AIDS fight spurs quest for easier circumcisions
Updated: 2012-02-19 08:37
By Donald G. Mcneil Jr. (The New York Times)
Now that studies have shown that circumcising adult heterosexual men is one of the most effective "vaccines" against AIDS - reducing the chances of infection by 60 percent or more - public health experts are searching for ways to make the process faster, cheaper and safer for African men.
The goal is to circumcise 20 million Africans by 2015, but only about 600,000 have had the operation thus far. Even a skilled surgeon takes about 15 minutes and most African countries are desperately short of surgeons.
So donors are evaluating newly developed devices designed to simplify and speed up the procedure. Two of them - named PrePex and the Shang Ring - are being evaluated by the World Health Organization, with support from the H.I.V. division of the Bill and Melinda Gates Foundation.
Circumcision is thought to protect men by the removal of the foreskin, which has many Langerhans cells that pick up viruses and "present" them to the immune system - which H.I.V. attacks.
PrePex, invented in 2009 by four Israelis after one of them, a urologist, heard an appeal for doctors to do circumcisions in Africa, was approved by the American Food and Drug Administration last month. The W.H.O. will make a decision on it soon, said Mitchell Warren, an AIDS-prevention expert who closely follows the process.
From the initial safety studies, PrePex is clearly faster, less painful and more bloodless than other methods. And it utilizes a simple rubber band. The band compresses the foreskin against a plastic ring slipped inside it; the foreskin dies within hours for lack of blood and, after a week, falls off or can be clipped off "like a fingernail," said Tzameret Fuerst, the company's chief executive officer.
It is done with topical anesthetic cream, and there is usually no bleeding. And PrePex can be put in place and removed by nurses with about three days' training. The rings come in five sizes, A through E, Ms. Fuerst said, "and you won't believe how high-tech the rubber band is."
The W.H.O., Mr. Warren said, is also evaluating the Shang Ring, a plastic two-ring clamp developed in China to treat conditions in which the foreskin becomes so tight that it cuts off urination.
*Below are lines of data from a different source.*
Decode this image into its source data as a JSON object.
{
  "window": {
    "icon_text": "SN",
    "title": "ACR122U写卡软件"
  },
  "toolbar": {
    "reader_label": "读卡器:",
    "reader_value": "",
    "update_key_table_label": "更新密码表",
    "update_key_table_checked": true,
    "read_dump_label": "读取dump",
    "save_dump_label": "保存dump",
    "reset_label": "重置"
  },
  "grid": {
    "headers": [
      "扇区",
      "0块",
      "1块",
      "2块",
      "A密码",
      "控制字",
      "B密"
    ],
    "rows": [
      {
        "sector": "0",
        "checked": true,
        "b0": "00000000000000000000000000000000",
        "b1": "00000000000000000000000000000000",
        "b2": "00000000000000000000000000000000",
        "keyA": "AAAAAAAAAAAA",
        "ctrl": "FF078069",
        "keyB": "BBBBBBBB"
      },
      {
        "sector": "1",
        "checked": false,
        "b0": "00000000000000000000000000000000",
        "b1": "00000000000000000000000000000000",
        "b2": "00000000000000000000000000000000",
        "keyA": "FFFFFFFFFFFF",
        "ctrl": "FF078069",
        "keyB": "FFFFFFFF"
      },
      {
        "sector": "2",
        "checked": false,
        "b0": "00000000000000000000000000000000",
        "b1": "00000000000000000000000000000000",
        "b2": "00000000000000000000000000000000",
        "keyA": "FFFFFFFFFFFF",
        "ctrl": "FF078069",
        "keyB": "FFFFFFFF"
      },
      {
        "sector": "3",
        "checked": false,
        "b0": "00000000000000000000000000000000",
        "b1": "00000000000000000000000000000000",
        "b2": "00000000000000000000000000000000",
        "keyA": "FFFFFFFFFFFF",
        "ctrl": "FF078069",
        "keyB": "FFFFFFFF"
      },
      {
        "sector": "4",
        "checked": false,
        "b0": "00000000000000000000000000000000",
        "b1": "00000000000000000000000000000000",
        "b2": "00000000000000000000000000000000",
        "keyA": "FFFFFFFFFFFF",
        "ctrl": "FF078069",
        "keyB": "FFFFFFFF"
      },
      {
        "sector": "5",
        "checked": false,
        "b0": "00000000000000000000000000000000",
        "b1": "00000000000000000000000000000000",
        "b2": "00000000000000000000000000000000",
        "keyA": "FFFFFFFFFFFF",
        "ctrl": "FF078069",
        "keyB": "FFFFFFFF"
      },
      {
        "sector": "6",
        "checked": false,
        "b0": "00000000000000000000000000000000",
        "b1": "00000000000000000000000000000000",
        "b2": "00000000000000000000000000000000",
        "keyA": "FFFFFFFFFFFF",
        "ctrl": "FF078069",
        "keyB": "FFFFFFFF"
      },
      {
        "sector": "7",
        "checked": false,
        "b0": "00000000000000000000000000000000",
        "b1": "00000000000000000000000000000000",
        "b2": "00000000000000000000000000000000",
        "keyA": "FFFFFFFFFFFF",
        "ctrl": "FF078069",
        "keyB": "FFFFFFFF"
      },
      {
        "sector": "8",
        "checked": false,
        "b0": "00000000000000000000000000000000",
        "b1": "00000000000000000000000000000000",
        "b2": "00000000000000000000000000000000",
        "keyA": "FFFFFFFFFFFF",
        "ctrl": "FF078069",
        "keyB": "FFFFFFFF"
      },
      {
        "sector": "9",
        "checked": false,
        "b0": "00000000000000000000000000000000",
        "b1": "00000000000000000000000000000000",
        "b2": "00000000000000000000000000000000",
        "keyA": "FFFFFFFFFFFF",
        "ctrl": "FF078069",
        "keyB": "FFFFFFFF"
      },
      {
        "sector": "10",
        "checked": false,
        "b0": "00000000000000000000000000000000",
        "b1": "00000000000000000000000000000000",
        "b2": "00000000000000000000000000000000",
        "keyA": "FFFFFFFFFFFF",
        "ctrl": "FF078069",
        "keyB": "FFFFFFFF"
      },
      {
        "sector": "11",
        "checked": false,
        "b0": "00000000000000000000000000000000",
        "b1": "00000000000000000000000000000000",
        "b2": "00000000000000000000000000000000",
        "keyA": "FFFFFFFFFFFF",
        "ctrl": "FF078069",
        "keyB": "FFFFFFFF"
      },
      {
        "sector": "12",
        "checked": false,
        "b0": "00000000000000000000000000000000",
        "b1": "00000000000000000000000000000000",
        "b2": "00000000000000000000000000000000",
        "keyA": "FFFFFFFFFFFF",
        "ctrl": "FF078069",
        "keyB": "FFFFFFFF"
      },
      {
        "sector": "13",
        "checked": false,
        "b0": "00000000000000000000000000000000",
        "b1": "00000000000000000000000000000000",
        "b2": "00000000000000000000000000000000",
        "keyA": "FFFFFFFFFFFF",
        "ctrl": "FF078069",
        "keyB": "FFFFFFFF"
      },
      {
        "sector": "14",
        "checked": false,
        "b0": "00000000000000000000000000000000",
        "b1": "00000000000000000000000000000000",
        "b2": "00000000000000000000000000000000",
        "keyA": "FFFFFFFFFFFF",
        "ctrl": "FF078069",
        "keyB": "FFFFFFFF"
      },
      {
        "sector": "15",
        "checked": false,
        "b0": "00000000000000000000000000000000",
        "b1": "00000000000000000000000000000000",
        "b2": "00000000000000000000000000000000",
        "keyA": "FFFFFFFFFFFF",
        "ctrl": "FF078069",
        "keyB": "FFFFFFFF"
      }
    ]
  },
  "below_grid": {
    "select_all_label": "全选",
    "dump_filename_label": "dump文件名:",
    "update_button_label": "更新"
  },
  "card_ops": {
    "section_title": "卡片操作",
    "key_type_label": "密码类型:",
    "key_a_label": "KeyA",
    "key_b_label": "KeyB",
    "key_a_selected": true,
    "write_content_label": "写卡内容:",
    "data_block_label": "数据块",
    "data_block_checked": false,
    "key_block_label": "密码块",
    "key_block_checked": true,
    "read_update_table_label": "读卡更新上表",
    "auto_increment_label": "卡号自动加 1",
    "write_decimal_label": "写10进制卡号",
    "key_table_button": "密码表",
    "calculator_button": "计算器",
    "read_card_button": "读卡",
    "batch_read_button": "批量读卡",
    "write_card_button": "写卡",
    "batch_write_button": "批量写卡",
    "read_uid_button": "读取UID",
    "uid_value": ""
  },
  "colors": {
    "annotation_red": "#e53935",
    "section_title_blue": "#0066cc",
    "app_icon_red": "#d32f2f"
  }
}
However, it requires cutting off the excess foreskin beyond the clamp, which means the circumciser must inject anesthetics directly into the penis and groin, wait for them to take effect, create a sterile surgical field and be trained in minor surgery.
"The Shang is not as fast, but it's faster than full-fledged surgery," Mr. Warren said. "And it hasn't submitted as much safety data."
In a safety study presented at an AIDS conference in December, scientists from Rwanda's health ministry said they had used PrePex to circumcise 590 men. Only two had "moderate" complications. According to Dr. Jason Reed, an epidemiologist in the global AIDS division of the Centers for Disease Control and Prevention, 2 of 590, or 0.34 percent, is a tenth the typical complication rate of surgical circumcision.
None of the men became infected and on the 10-point pain scale, they reported on average only about 1 when the ring was placed and only 3 when it was removed. By the end of the study, the two-nurse teams could do a procedure in three minutes.
By contrast, Dr. Reed said, the best surgical "assembly lines" - a practice being pioneered in Africa with American taxpayer support - can do the procedure in seven minutes by a team of six nurses and a surgeon.
In theory, he said, three two-nurse PrePex teams could circumcise around 400 men a day, rather than the 60 to 80 a busy team now does.
But Robert C. Bailey, an epidemiologist at the University of Illinois at Chicago who helped design Kenya's circumcision efforts, opposes timesaving devices because training nurses in minor surgery has other benefits, he said. A trained nurse could close a wound or take out an appendix, for example. And the time-consuming parts of the process are counseling and H.I.V. testing, Dr. Bailey said, so "doing it in five minutes instead of 20 is trivial."
But he conceded, "If PrePex really doesn't require anesthesia, that's truly an advance."
Rwanda is training 150 two-nurse teams; it is a small country, but it serves as a bellwether for Africa because its health care system is well organized, government corruption scandals are rare, and it is heavily supported by donor funds.
PrePex's cost, Ms. Fuerst said, but may end up in the $15-to-$20 range, about the same as a surgical circumcision kit.
The New York Times
(China Daily 02/19/2012 page12)